Torrance also has a problem with how Warfield's understanding of inspiration has God's influence totally overwhelm the affects of sin in the authors' minds as they write. Here we get into the discussion of the analogy between Christ and Scripture. Torrance insists that the Bible's dual nature, that of God's Word and men's words, derives from Christ dual nature as the God-man. The first important thing here is that Christ, though always sinless, nevertheless binds God's eternal holy nature to humanity's fallen sinful nature; Christ takes sinfulness upon himself. In Torrance's view, Warfield just does not take this full reality of Christ's assumption of a sinful human nature seriously because he cannot take the full reality of a human Bible seriously but instead overwhelms the human with the divine in a kind of Apollinarian biblicism.

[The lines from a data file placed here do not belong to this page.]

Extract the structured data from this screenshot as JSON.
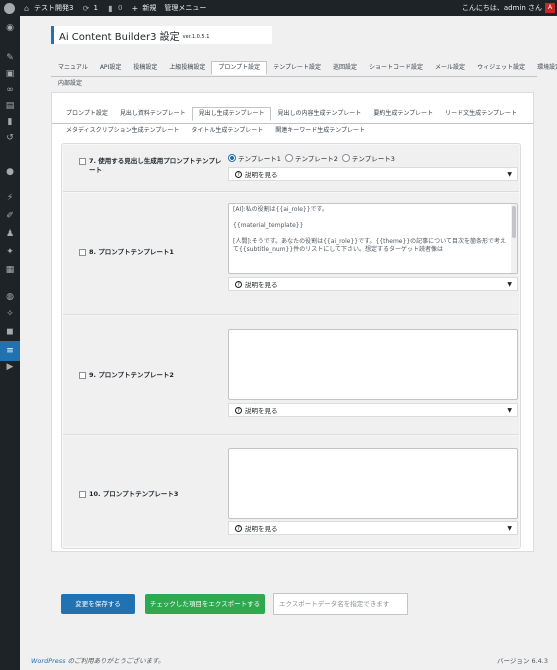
{
  "adminbar": {
    "site_name": "テスト開発3",
    "updates_count": "1",
    "comments_count": "0",
    "new_label": "新規",
    "admin_menu": "管理メニュー",
    "greeting": "こんにちは、admin さん"
  },
  "header": {
    "title": "Ai Content Builder3 設定",
    "version": "ver.1.0.5.1"
  },
  "main_tabs": [
    {
      "label": "マニュアル"
    },
    {
      "label": "API設定"
    },
    {
      "label": "投稿設定"
    },
    {
      "label": "上級投稿設定"
    },
    {
      "label": "プロンプト設定",
      "active": true
    },
    {
      "label": "テンプレート設定"
    },
    {
      "label": "巡回設定"
    },
    {
      "label": "ショートコード設定"
    },
    {
      "label": "メール設定"
    },
    {
      "label": "ウィジェット設定"
    },
    {
      "label": "環境設定"
    },
    {
      "label": "内部設定"
    }
  ],
  "sub_tabs": [
    {
      "label": "プロンプト設定"
    },
    {
      "label": "見出し資料テンプレート"
    },
    {
      "label": "見出し生成テンプレート",
      "active": true
    },
    {
      "label": "見出しの内容生成テンプレート"
    },
    {
      "label": "要約生成テンプレート"
    },
    {
      "label": "リード文生成テンプレート"
    },
    {
      "label": "メタディスクリプション生成テンプレート"
    },
    {
      "label": "タイトル生成テンプレート"
    },
    {
      "label": "関連キーワード生成テンプレート"
    }
  ],
  "rows": {
    "use_template": {
      "label": "7. 使用する見出し生成用プロンプトテンプレート",
      "options": [
        "テンプレート1",
        "テンプレート2",
        "テンプレート3"
      ],
      "selected": "テンプレート1",
      "explain": "説明を見る"
    },
    "template1": {
      "label": "8. プロンプトテンプレート1",
      "text_lines": [
        "[AI]:私の役割は{{ai_role}}です。",
        "",
        "{{material_template}}",
        "",
        "[人間]:そうです。あなたの役割は{{ai_role}}です。{{theme}}の記事について目次を箇条形で考えて{{subtitle_num}}件のリストにして下さい。想定するターゲット読者像は"
      ],
      "explain": "説明を見る"
    },
    "template2": {
      "label": "9. プロンプトテンプレート2",
      "explain": "説明を見る"
    },
    "template3": {
      "label": "10. プロンプトテンプレート3",
      "explain": "説明を見る"
    }
  },
  "actions": {
    "save_label": "変更を保存する",
    "export_label": "チェックした項目をエクスポートする",
    "export_placeholder": "エクスポートデータ名を指定できます"
  },
  "footer": {
    "wordpress_link": "WordPress",
    "thanks": " のご利用ありがとうございます。",
    "version": "バージョン 6.4.3"
  },
  "colors": {
    "accent": "#2271b1",
    "export_button": "#2fa84f",
    "adminbar": "#1d2327"
  }
}
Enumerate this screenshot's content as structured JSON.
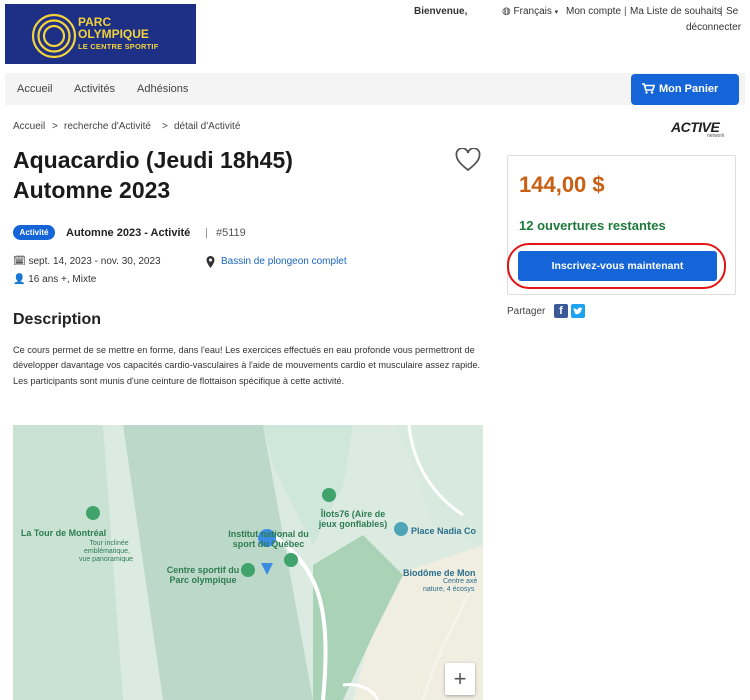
{
  "header": {
    "logo_line1": "PARC",
    "logo_line2": "OLYMPIQUE",
    "logo_line3": "LE CENTRE SPORTIF",
    "welcome": "Bienvenue,",
    "language": "Français",
    "account": "Mon compte",
    "wishlist": "Ma Liste de souhaits",
    "logout_1": "Se",
    "logout_2": "déconnecter"
  },
  "nav": {
    "items": [
      "Accueil",
      "Activités",
      "Adhésions"
    ],
    "cart_label": "Mon Panier"
  },
  "breadcrumb": [
    "Accueil",
    "recherche d'Activité",
    "détail d'Activité"
  ],
  "brand": {
    "active": "ACTIVE",
    "network": "network"
  },
  "activity": {
    "title_line1": "Aquacardio (Jeudi 18h45)",
    "title_line2": "Automne 2023",
    "badge": "Activité",
    "season": "Automne 2023 - Activité",
    "number": "#5119",
    "dates": "sept. 14, 2023 - nov. 30, 2023",
    "location": "Bassin de plongeon complet",
    "audience": "16 ans +, Mixte"
  },
  "description": {
    "heading": "Description",
    "text": "Ce cours permet de se mettre en forme, dans l'eau! Les exercices effectués en eau profonde vous permettront de développer davantage vos capacités cardio-vasculaires à l'aide de mouvements cardio et musculaire assez rapide. Les participants sont munis d'une ceinture de flottaison spécifique à cette activité."
  },
  "map": {
    "labels": {
      "tour": "La Tour de Montréal",
      "tour_sub1": "Tour inclinée",
      "tour_sub2": "emblématique,",
      "tour_sub3": "vue panoramique",
      "insq1": "Institut national du",
      "insq2": "sport du Québec",
      "ilots1": "Îlots76 (Aire de",
      "ilots2": "jeux gonflables)",
      "centre1": "Centre sportif du",
      "centre2": "Parc olympique",
      "nadia": "Place Nadia Co",
      "biodome": "Biodôme de Mon",
      "bio_sub1": "Centre axé",
      "bio_sub2": "nature, 4 écosys"
    },
    "zoom_in": "+"
  },
  "sidebar": {
    "price": "144,00 $",
    "openings": "12 ouvertures restantes",
    "signup": "Inscrivez-vous maintenant",
    "share": "Partager"
  },
  "colors": {
    "primary": "#1565d8",
    "price": "#c85f12",
    "openings": "#1d7a3a",
    "highlight": "#e01515"
  }
}
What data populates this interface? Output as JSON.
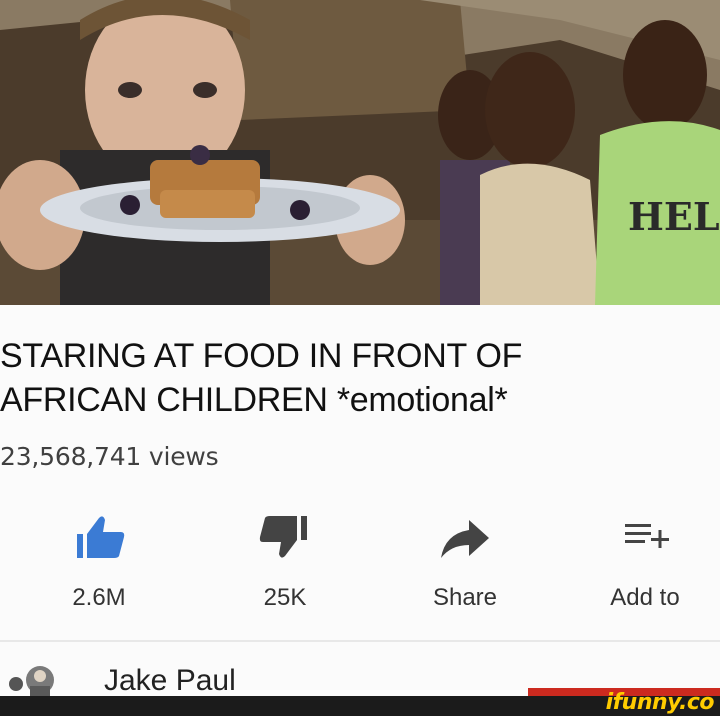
{
  "video": {
    "title_line1": "STARING AT FOOD IN FRONT OF",
    "title_line2": "AFRICAN CHILDREN *emotional*",
    "views": "23,568,741 views",
    "thumbnail_text": "HEL"
  },
  "actions": {
    "like": {
      "label": "2.6M",
      "icon": "thumbs-up-icon",
      "color": "#3b7bd4"
    },
    "dislike": {
      "label": "25K",
      "icon": "thumbs-down-icon",
      "color": "#444444"
    },
    "share": {
      "label": "Share",
      "icon": "share-arrow-icon",
      "color": "#444444"
    },
    "add": {
      "label": "Add to",
      "icon": "add-to-playlist-icon",
      "color": "#444444"
    }
  },
  "channel": {
    "name": "Jake Paul"
  },
  "watermark": {
    "text": "ifunny.co",
    "color": "#ffcc00"
  }
}
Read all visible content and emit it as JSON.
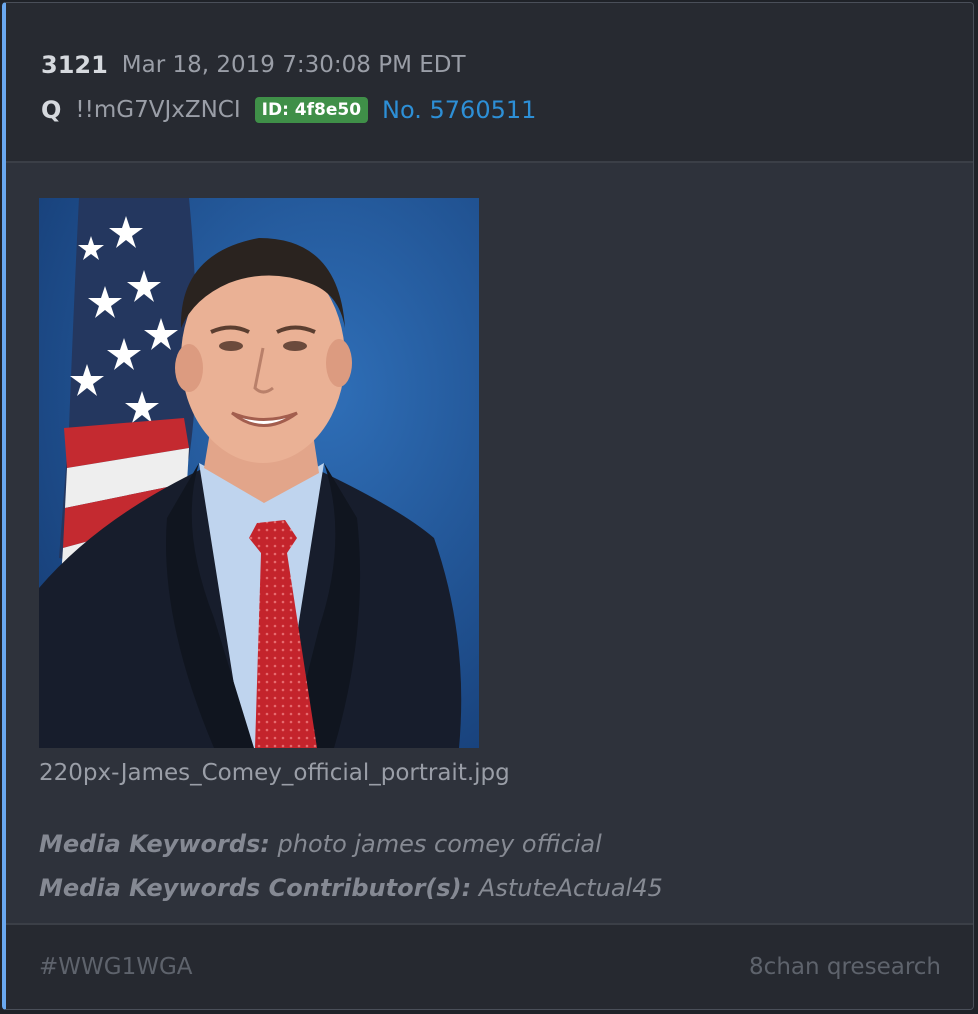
{
  "post": {
    "number": "3121",
    "date": "Mar 18, 2019 7:30:08 PM EDT",
    "author": "Q",
    "tripcode": "!!mG7VJxZNCI",
    "id_badge": "ID: 4f8e50",
    "post_link": "No. 5760511"
  },
  "media": {
    "filename": "220px-James_Comey_official_portrait.jpg",
    "keywords_label": "Media Keywords:",
    "keywords_value": "photo james comey official",
    "contributors_label": "Media Keywords Contributor(s):",
    "contributors_value": "AstuteActual45"
  },
  "footer": {
    "hashtag": "#WWG1WGA",
    "source": "8chan qresearch"
  },
  "colors": {
    "accent_left_border": "#6aa8ef",
    "id_badge_bg": "#3f8f48",
    "link": "#2d8fd6",
    "card_bg": "#2e323b"
  }
}
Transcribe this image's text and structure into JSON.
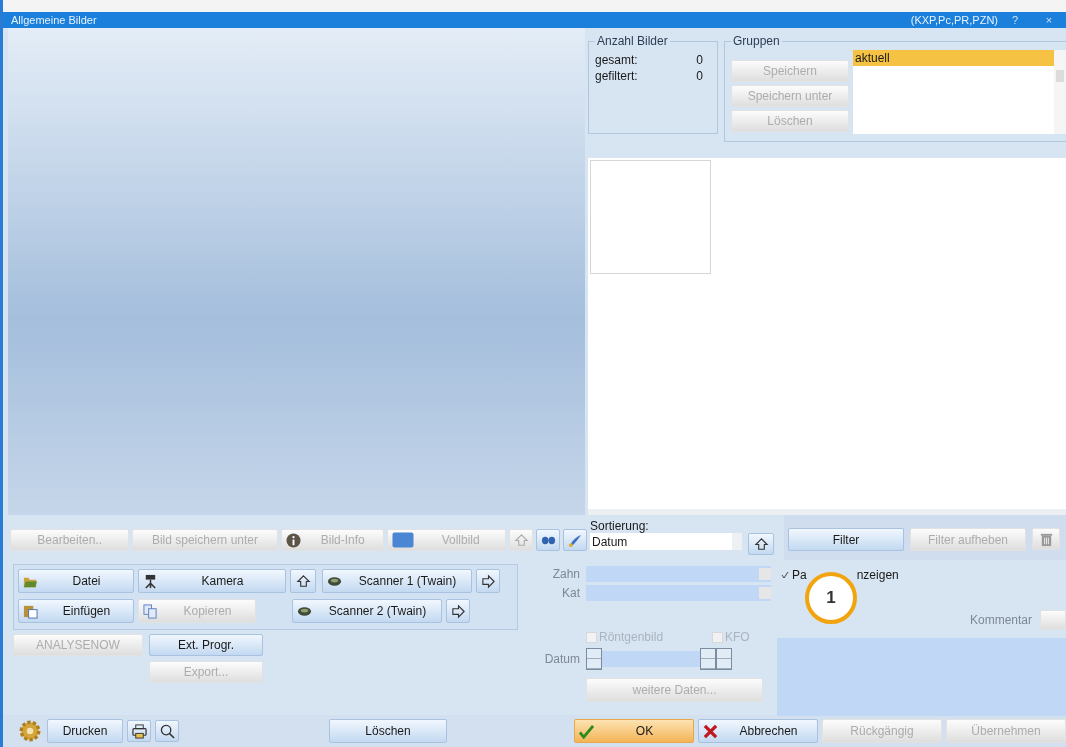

The second important thing to note here is that there are two important differences between Christ's two natures and the Bible's two natures. The first difference is this: there is a divine drama in the life of Christ in which the eternal holy God takes the sinfulness of humanity into himself by becoming a human, taking on the full curse of sin and death for us and then coming back to life as the first fruits of a new perfected humanity, free from the taint of sin. This divine drama is unrepeatable because it accomplishes once and for all God's eternal plan of redemption. The Bible itself is not like this. Its union of divine and human action cannot repeat Christ's overcoming of sin but is instead a part of the as yet still fallen world. The Bible is God's Word to us, but, Torrance says, "only in conditions of imperfection and limitation, in eschatological suspension." Torrance goes on,
But the miracle is that even now in spite of sin and imperfection and the limitations of a fallen humanity, in spite of the earthen vessel which mediates to us the Word of Life, we are given to hear the living Voice of the Lord Himself, and to see the Light Eternal.
The second difference is that in Christ God and Man are related in a unique way: the Word of God is incarnate. The Bible is not another incarnation. The meaning and authority of Scripture must rest in the one true incarnation of the Word in Christ. But Warfield, as Torrance sees it, will not put Scripture in its proper place subordinate to the incarnate Savior, but instead elevates it alongside of Christ by seeing it as the incarnation of the Holy Spirit:
The basic error that lurks in the scholastic idea of verbal inspiration is that it amounts to an incarnation of the Holy Spirit. It is only strictly christological theology which can obviate that heresy, but Dr. Warfield's theory of inspiration neglects the christological basis of the doctrine of Scripture, and fails therefore to take the measure of both the mystery of revelation and the depth of sin in the human mind.What do we make of Torrance's treatment of Warfield's doctrine of Scripture?